Rock’n’roll’s ultimate lead singer takes his rightful place in the SydArthur Festival as the High Magician who dealt directly in duende. Duende: the arcane, elusive spirit-muse of evocation, that “mysterious power that everyone feels but no philosopher can explain,” as Federico García Lorca would have it. The artist possesses it, but – perhaps even more so – he is possessed by it. Mick Jagger summoned it, battled with it, merged with it and, as a consequence, re-paganised the West. This strutting, sashaying, seductive, provocative, confrontational, vulgar and slightly diabolical femmie peacock stirred in a public just barely getting used to the be-suited and hand-holding Beatles something heathen, visceral and ecstatic. His wanton movements, his subversive subject matter, and the boundary-pushing way he dared to look – this was the deliberate self-creation of nothing less than a Sexual Revolutionary. What could have been more terrifying to the older generation than this big-lipped girlie-looking man demanding Satisfaction? We can in no way underestimate the effect of Jagger’s one-man revolution – for the fire that he started was downright Promethean.

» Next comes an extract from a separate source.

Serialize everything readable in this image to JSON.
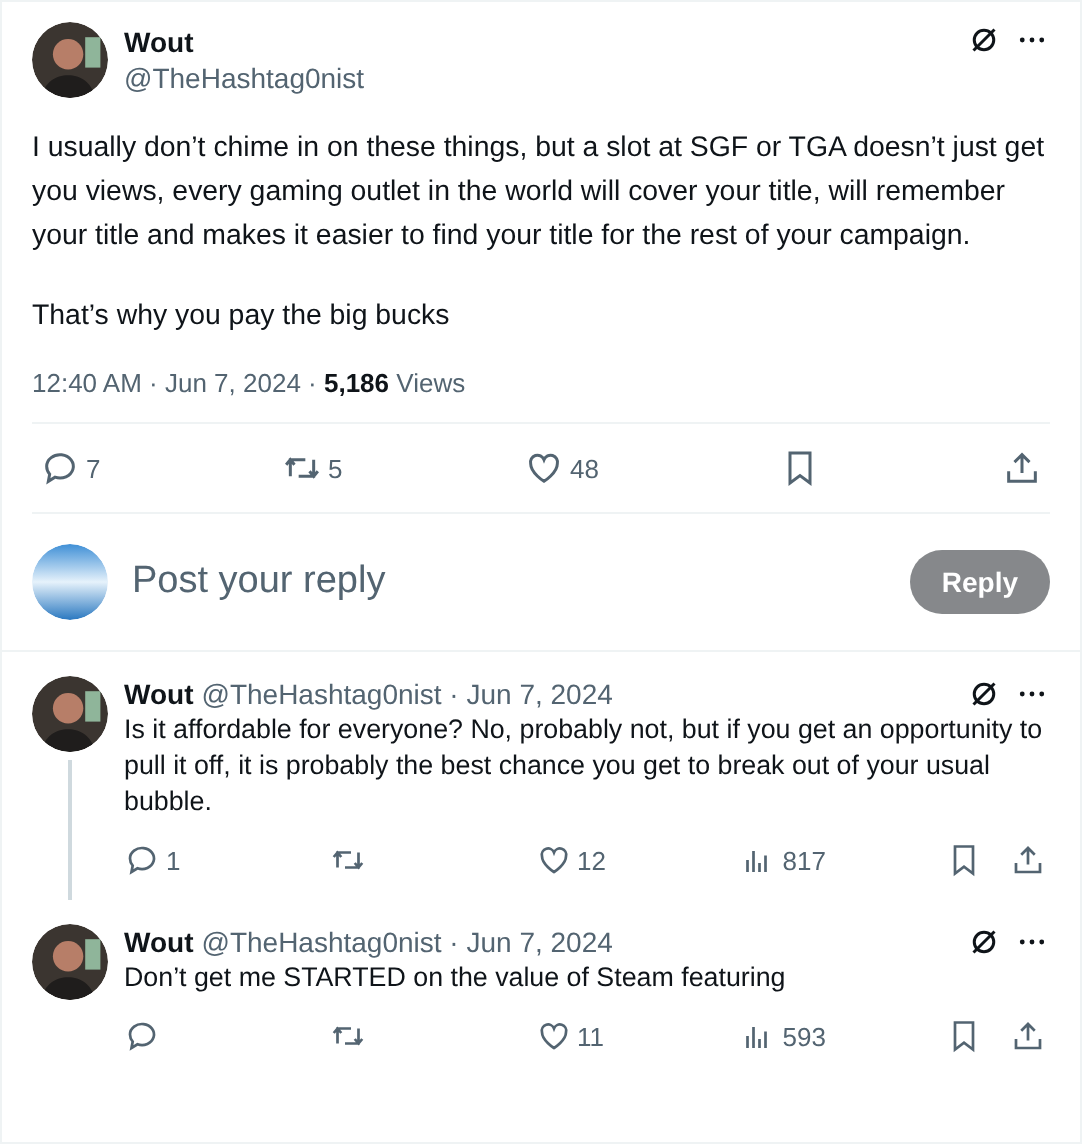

Let’s put Mick Jagger in his mythological place. Like Odin’s requests for knowledge in the tomb of the Grandma, Jagger went directly to the Ur-source for his own sacred information: he demanded of Tina Turner that she teach him to dance like a black woman. Everyone laughed, but still he persisted until it was mastered. And this ritualistic dance would become his incantation – Jagger the incubus, the conjurer, casting his intimate spell over arena-sized audiences. He was the first white rock’n’roller to invoke the Devil as a muse: urged on by his Fates Marianne Faithfull and Anita Pallenberg, Mick Jagger became the whirling dervish aiming to incite a frenzy. This is duende in it its purest form.

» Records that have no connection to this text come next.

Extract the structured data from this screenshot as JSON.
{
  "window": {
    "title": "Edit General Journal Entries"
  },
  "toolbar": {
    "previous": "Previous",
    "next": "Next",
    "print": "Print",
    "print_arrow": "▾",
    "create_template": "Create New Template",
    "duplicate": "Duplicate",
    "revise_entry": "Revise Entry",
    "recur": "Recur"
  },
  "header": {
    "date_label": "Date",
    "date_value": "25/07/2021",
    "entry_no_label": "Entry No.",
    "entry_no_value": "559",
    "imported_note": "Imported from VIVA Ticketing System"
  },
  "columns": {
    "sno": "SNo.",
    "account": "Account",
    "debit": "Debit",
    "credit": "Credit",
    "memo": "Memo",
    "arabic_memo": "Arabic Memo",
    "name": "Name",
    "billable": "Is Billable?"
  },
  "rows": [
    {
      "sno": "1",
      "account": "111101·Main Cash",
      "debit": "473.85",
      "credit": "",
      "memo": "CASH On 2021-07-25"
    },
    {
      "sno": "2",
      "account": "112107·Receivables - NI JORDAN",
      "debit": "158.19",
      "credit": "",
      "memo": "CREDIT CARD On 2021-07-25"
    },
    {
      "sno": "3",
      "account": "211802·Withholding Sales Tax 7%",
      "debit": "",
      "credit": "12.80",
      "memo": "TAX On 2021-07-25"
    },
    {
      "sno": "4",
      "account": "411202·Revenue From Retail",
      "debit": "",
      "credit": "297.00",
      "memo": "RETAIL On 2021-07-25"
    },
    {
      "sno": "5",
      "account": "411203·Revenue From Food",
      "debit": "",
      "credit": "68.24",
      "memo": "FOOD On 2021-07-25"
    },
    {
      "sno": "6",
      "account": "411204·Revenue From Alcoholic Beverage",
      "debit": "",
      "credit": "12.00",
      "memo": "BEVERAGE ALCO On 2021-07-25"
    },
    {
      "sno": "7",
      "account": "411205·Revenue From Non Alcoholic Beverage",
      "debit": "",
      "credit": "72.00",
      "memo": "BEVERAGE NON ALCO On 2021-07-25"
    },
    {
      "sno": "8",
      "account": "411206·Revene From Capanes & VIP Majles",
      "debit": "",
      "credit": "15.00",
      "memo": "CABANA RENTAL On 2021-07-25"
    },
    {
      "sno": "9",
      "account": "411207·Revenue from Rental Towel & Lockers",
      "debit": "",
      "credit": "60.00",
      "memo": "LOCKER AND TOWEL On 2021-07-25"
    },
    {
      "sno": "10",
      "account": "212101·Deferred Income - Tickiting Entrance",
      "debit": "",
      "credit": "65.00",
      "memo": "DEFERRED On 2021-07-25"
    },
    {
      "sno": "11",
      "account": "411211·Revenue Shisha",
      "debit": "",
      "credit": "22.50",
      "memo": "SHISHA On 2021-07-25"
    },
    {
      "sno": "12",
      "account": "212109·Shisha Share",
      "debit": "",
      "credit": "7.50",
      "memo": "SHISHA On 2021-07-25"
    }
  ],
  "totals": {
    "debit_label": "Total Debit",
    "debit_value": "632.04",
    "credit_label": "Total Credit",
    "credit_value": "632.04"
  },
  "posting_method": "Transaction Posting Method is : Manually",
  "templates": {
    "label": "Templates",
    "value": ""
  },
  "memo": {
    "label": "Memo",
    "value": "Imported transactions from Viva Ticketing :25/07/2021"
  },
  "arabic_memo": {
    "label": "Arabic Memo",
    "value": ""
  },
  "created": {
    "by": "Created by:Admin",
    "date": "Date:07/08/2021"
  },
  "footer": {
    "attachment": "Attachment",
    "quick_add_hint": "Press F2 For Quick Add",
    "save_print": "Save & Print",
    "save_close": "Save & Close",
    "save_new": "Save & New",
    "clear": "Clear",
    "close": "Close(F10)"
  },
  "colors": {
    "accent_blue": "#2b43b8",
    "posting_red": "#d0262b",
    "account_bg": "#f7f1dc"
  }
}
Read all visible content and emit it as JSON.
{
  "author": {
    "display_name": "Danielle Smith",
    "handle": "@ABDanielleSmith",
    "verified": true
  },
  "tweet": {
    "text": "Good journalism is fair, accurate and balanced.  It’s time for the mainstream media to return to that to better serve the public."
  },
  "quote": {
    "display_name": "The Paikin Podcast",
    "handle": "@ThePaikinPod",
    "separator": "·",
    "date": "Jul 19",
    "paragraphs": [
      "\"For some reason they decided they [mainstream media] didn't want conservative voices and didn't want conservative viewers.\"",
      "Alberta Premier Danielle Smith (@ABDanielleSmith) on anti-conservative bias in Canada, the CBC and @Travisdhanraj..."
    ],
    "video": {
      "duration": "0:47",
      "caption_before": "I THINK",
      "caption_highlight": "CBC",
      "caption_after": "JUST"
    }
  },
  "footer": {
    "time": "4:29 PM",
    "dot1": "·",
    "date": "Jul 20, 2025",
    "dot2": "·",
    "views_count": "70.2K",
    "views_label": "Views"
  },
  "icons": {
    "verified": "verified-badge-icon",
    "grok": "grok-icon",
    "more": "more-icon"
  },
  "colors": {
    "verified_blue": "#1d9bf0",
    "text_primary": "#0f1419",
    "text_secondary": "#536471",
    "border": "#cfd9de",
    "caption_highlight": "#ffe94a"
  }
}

Pay no mind to what a twat he is nowadays. Who in their right mind looks to rock’n’rollers for nice heroes? And who can expect to drink from the cup of life without spilling a drop? Mick Jagger is verily a figure worth reclaiming. This Sacred Kleptomaniac culled from black people, women and gays. He looked to the underdogs of society, demanded to legitimise them and made them worthy of admiration and imitation. He was righteous enough to see it, and canny and transgressive enough to do it.

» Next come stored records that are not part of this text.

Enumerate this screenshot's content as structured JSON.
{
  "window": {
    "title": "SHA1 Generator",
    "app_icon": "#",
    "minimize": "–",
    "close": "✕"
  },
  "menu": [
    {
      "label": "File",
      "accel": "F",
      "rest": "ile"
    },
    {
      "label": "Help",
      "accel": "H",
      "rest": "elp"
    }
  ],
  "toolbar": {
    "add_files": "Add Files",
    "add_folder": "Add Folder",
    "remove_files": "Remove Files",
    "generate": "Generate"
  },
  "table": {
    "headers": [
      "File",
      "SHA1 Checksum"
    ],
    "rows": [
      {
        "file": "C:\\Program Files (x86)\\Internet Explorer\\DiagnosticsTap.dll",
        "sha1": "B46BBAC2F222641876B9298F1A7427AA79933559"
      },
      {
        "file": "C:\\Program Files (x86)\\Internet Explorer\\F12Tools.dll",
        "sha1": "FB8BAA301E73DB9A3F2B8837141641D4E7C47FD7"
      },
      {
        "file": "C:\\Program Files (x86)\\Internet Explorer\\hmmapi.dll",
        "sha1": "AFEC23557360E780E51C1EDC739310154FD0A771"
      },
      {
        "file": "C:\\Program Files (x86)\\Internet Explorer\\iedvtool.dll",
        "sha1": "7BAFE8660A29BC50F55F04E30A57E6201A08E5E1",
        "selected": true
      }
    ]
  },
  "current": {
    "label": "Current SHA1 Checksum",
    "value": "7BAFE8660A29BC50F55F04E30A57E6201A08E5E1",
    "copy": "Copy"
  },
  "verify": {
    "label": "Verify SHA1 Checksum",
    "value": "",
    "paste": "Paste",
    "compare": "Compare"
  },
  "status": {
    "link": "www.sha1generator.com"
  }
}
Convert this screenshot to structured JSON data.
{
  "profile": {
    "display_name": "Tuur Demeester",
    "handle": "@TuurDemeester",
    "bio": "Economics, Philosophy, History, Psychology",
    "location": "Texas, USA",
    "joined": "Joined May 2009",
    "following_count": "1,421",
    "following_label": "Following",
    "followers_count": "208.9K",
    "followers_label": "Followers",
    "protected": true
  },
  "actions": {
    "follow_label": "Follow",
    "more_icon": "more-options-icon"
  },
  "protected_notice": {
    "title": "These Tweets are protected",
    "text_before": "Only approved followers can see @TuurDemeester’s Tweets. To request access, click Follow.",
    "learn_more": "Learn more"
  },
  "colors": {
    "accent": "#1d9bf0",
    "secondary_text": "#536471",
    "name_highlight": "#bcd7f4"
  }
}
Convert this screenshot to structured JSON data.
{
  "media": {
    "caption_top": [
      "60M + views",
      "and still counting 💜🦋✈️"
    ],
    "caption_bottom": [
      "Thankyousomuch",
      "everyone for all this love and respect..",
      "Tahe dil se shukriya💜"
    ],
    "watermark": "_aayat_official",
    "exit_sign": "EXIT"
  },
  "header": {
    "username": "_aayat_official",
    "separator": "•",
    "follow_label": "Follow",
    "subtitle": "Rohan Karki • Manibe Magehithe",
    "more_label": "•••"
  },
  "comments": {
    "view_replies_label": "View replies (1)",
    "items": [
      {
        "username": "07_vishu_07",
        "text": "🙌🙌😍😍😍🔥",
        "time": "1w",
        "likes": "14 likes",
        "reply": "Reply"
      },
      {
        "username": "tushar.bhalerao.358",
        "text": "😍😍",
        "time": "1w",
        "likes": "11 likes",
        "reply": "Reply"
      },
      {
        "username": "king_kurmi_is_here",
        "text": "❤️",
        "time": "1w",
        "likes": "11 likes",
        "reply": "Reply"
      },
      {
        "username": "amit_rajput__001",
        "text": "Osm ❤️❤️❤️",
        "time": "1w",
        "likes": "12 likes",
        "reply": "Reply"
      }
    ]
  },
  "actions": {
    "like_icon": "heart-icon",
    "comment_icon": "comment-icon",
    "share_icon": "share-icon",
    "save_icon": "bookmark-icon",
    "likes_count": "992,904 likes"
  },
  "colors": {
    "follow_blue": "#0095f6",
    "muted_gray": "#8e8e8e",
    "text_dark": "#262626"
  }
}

Taking the heat for their entire generation, Mick Jagger and Keith Richards emerged from their Summer of Love incarceration full of vim and vigour. Uh, you think? Assembling around them a cult choir featuring Lennon, McCartney and Allen Ginsberg, they then cinéma vérité–stylee commenced this studiedly untypical Rolling Stones 7″ single with the sounds of keys in a prison lock before tearing up this soul burn-out. Propelled by Nicky Hopkins’ astonishing gospel piano stomp, the Mick Jagger of ‘We Love You’ foreshadowed Johnny Rotten’s street oik 10 years early. ‘We don’t care if you hound “we” and lock the doors around “we“‘: Defiant, deranged and demonic, Jagger the lick-spittle herein offers up to The Establishment, nay, to Their Satanic Majesties, his most archaic pseudo-Sméagol – a sardonic hand-wringing, so-eager-to-please-pet Jagger. Not. ‘You will never win “we”, your uniforms don’t fit “we”, You’re dead and then we’re in’. More dangerous than ever before, the Stones herein declared their ever-increasing remove from so-called Polite Society.